The dad-of-one will be guest of honour at the June 16 Midnight Walk and will offer inspirational words to all walkers before they set off on either a 6k or 10k walk around Wrexham in the dark. Nightingale House Hospice’s Debbie Barton said: “Shaun is our ‘Mr Motivator.’ He never fails to make people feel good and give them the inspiration they need to keep moving forward. And moving forward is what we need people to do now. Shaun will be supporting the walk and encouraging people to head on out and join us. This year, the Midnight Walk is not just a ladies’ night but an event that just about everyone can get involved in.”
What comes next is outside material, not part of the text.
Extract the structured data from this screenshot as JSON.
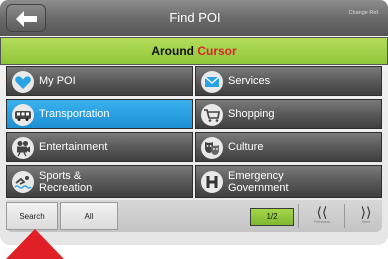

To join Shaun on the fundraising walk, visit www.nightingalehouse.co.uk/events or call the hospice Fundraising Office on 01978 314292.